WHAT TO PRODUCE => Wherever a line in the data below holds "this", copy that line.

PROVIDED RECORDS =>
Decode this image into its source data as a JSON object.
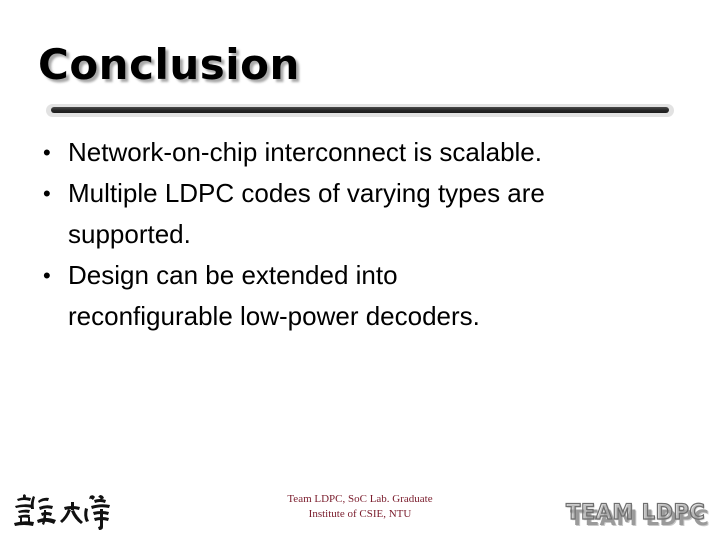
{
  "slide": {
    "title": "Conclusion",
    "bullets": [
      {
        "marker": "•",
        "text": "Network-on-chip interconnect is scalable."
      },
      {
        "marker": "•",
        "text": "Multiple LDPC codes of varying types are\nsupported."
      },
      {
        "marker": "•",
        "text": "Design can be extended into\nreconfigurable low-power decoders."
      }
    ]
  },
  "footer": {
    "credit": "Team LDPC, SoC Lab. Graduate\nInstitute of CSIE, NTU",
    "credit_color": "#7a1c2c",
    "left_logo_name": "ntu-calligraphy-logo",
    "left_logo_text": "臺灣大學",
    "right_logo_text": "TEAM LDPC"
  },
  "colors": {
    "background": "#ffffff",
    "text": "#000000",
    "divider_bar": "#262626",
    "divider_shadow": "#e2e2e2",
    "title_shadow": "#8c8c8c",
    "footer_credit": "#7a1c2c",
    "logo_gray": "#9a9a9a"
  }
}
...
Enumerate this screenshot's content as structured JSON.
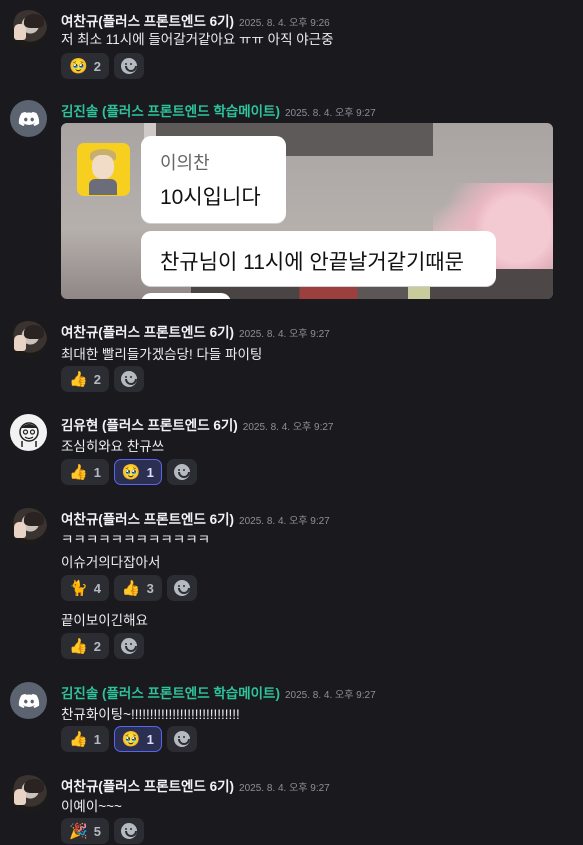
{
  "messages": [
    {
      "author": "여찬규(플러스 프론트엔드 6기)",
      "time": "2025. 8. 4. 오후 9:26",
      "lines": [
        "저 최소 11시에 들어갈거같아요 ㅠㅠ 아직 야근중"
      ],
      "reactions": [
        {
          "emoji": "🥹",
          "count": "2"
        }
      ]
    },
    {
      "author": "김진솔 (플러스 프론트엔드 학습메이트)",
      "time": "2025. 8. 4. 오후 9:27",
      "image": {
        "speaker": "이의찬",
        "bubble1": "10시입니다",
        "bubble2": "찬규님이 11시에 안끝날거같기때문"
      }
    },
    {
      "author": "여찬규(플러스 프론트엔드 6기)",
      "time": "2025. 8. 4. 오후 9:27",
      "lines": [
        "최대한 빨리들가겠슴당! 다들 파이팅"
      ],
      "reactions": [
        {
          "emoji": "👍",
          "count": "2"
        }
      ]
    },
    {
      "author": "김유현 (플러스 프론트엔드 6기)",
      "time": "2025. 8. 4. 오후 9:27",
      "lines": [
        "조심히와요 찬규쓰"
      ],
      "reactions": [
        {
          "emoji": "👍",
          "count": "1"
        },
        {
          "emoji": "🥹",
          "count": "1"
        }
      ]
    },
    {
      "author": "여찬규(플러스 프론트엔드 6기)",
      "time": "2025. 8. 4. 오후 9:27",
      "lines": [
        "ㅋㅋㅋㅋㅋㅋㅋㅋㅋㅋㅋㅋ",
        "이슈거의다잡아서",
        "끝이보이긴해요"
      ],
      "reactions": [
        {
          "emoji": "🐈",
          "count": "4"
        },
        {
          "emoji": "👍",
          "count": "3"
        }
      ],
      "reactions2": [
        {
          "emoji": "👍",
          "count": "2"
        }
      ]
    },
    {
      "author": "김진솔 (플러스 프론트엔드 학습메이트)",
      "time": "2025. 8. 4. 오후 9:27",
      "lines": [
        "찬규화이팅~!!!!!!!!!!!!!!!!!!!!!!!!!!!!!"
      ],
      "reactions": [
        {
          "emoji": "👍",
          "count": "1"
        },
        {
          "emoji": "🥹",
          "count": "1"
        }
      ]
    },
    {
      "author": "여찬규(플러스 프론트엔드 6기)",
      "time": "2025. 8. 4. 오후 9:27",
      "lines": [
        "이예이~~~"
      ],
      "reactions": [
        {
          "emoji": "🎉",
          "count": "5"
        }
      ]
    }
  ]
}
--
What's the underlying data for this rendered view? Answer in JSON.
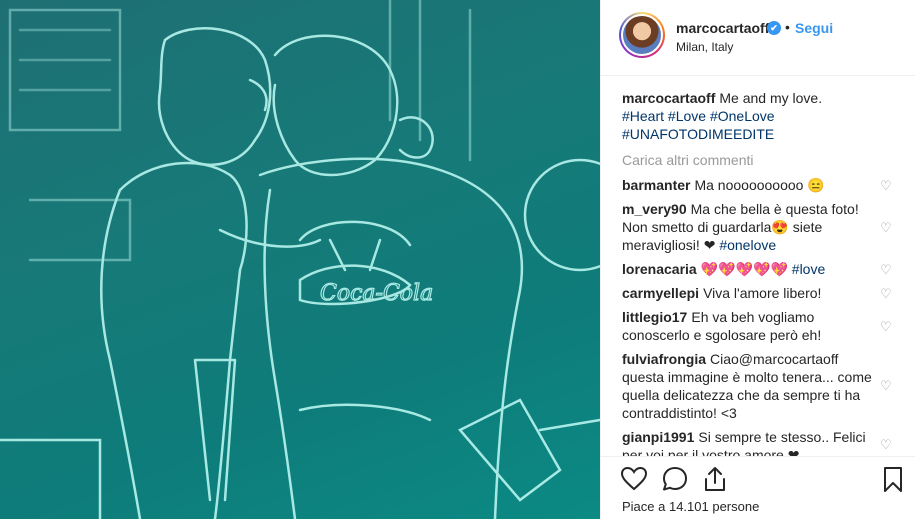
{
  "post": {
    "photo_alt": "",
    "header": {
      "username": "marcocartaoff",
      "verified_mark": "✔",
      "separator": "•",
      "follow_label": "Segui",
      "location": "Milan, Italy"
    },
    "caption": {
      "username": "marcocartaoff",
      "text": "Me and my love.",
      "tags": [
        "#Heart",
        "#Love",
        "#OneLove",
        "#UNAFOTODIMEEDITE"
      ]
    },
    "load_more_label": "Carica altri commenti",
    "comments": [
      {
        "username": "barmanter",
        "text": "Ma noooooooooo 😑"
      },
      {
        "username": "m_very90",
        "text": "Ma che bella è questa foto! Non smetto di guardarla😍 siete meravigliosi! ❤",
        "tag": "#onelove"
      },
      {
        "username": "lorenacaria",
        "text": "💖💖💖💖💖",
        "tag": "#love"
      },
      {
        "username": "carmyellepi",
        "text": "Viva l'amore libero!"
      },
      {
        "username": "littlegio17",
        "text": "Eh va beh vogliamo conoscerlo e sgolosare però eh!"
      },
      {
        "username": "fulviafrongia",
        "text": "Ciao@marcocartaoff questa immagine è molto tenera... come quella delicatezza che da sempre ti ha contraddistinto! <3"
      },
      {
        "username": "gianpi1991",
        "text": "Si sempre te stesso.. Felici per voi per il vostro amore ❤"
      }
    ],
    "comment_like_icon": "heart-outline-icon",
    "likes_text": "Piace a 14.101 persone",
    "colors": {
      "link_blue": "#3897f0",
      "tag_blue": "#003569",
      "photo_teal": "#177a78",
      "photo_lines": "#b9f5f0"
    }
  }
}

SOLUTION TO THE PROBLEM =>
Decode this image into its source data as a JSON object.
Enumerate this screenshot's content as structured JSON.
What's the underlying data for this rendered view? Answer in JSON.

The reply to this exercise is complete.